A profitable corporation has a current ratio in excess of one. The effect of recording a 100% stock dividend would be to: A. decrease the current ratio, earnings per share and return on equity. B. decrease the current ratio, and leave earnings per share and return on equity unaffected. C. leave the current ratio and return on equity unaffected and decrease earnings per share. D. leave the current ratio unaffected and decrease earnings per share and return on equity. Then answer is C. Why is there no impact on current ratio? Wouldn’t cash decrease by payment of dividends, so current assets would decrease?
It’s a stock dividend, not a cash dividend. Therefore, there is no change in cash position and no change in liabilities. Since a stock dividend does not affect equity (you still have the same amount before and after the dividend - the share price changes so that the MV of the firm remains the same), your amount of equity would not change either. However, issuing a 100% stock dividend would double the number of shares outstanding. Since Earnings per Share is Earnings / #Shares, increasing the denominator without increasing the numerator will LOWER this ratio.
Got it! Thank you.
I still don’t really understand why issuing more shares does not change ROE. Surely this would increase s/h equity? Ah - is it because retained earnings are all paid out as equity so you reduce all retained earnings and issue more shares but they cancel eachother out?
It is not a question about ROE - it is asking about Current Ratio. Current Ratio = Current Assets / Current Liabilities. A stock dividend has no impact on either of these numbers. It does affect the weighted number of shares outstanding therefore bringing down the EPS.
What about if a cash dividend was issued, then would that effect ROE?
ngilmore Wrote: ------------------------------------------------------- > It is not a question about ROE - it is asking > about Current Ratio. Current Ratio = Current > Assets / Current Liabilities. A stock dividend > has no impact on either of these numbers. It does > affect the weighted number of shares outstanding > therefore bringing down the EPS. What about the part of the answer that says “return on equity unaffected”? Anyway, I assume that’s because equity remains the same since 100% of NI (or retained earnings) moves to new common equity so shareholders equity remains the same.
JP_RL_CFA - Assuming it’s a profitable company (which the question says it is), a 100% cash divident would be paid by Net Income (i.e. retained earnings in shareholders equity) and not by cash assets so this would be a reduction in equity and an increase in liability (dividends payable). At this point ROE would be higher I think since you are dividing by a smaller amount of shareholders equity. I suppose this makes sense since you will be receiving a larger amount of return on your equity.

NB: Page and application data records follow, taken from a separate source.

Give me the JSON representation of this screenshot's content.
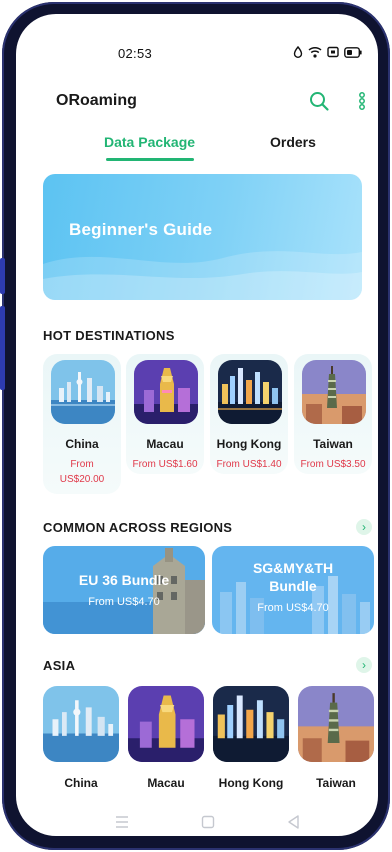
{
  "status_bar": {
    "time": "02:53",
    "icons": [
      "notification-icon",
      "wifi-icon",
      "sim-icon",
      "battery-icon"
    ]
  },
  "app": {
    "title": "ORoaming",
    "accent": "#22b574",
    "price_color": "#e0394a"
  },
  "tabs": [
    {
      "label": "Data Package",
      "active": true
    },
    {
      "label": "Orders",
      "active": false
    }
  ],
  "banner": {
    "text": "Beginner's Guide"
  },
  "hot_destinations": {
    "title": "HOT DESTINATIONS",
    "items": [
      {
        "name": "China",
        "price_line1": "From",
        "price_line2": "US$20.00"
      },
      {
        "name": "Macau",
        "price": "From US$1.60"
      },
      {
        "name": "Hong Kong",
        "price": "From US$1.40"
      },
      {
        "name": "Taiwan",
        "price": "From US$3.50"
      }
    ]
  },
  "common": {
    "title": "COMMON ACROSS REGIONS",
    "bundles": [
      {
        "title": "EU 36 Bundle",
        "price": "From US$4.70"
      },
      {
        "title_line1": "SG&MY&TH",
        "title_line2": "Bundle",
        "price": "From US$4.70"
      }
    ]
  },
  "asia": {
    "title": "ASIA",
    "items": [
      {
        "name": "China"
      },
      {
        "name": "Macau"
      },
      {
        "name": "Hong Kong"
      },
      {
        "name": "Taiwan"
      }
    ]
  },
  "nav_bar": [
    "menu-icon",
    "home-icon",
    "back-icon"
  ]
}
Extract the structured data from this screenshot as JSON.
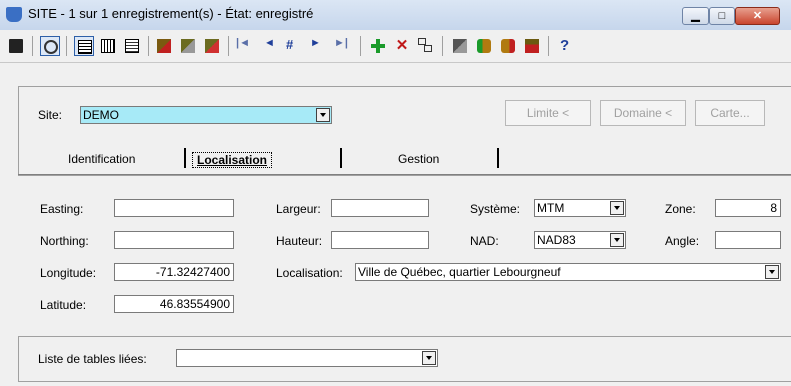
{
  "window": {
    "title": "SITE - 1 sur 1 enregistrement(s) - État: enregistré",
    "min_glyph": "▁",
    "max_glyph": "□",
    "close_glyph": "✕"
  },
  "toolbar": {
    "icons": [
      "save-icon",
      "refresh-icon",
      "form-view-icon",
      "grid-view-icon",
      "detail-view-icon",
      "print-icon",
      "copy-icon",
      "delete-icon",
      "first-record-icon",
      "previous-record-icon",
      "goto-record-icon",
      "next-record-icon",
      "last-record-icon",
      "add-icon",
      "remove-icon",
      "link-icon",
      "export-icon",
      "db-add-icon",
      "db-remove-icon",
      "calculator-icon",
      "help-icon"
    ],
    "nav_first": "|◄",
    "nav_prev": "◄",
    "nav_goto": "#",
    "nav_next": "►",
    "nav_last": "►|",
    "help": "?"
  },
  "site": {
    "label": "Site:",
    "value": "DEMO"
  },
  "buttons": {
    "limite": "Limite <",
    "domaine": "Domaine <",
    "carte": "Carte..."
  },
  "tabs": {
    "identification": "Identification",
    "localisation": "Localisation",
    "gestion": "Gestion"
  },
  "form": {
    "easting_label": "Easting:",
    "easting_value": "",
    "northing_label": "Northing:",
    "northing_value": "",
    "longitude_label": "Longitude:",
    "longitude_value": "-71.32427400",
    "latitude_label": "Latitude:",
    "latitude_value": "46.83554900",
    "largeur_label": "Largeur:",
    "largeur_value": "",
    "hauteur_label": "Hauteur:",
    "hauteur_value": "",
    "systeme_label": "Système:",
    "systeme_value": "MTM",
    "nad_label": "NAD:",
    "nad_value": "NAD83",
    "zone_label": "Zone:",
    "zone_value": "8",
    "angle_label": "Angle:",
    "angle_value": "",
    "localisation_label": "Localisation:",
    "localisation_value": "Ville de Québec, quartier Lebourgneuf"
  },
  "linked": {
    "label": "Liste de tables liées:",
    "value": ""
  }
}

jdane416 Wrote: ------------------------------------------------------- > However, issuing a 100% stock dividend would > double the number of shares outstanding. Why the # of oustanding shares would double? A bit confused here.
100% Stock Dividend = 2:1 Split
That makes sense, thanks
To d11j0d: I think a 100% cash dividend might increase ROE since Equity will stay the same (as all of NI is paid out as dividends, addition to retained earnings is 0 and this equity will not change) so a higher net income divided by the same equity will increase ROE, no? Just my 2 cents.
Okay I just read what you wrote and it’s pretty much the same thing. cool !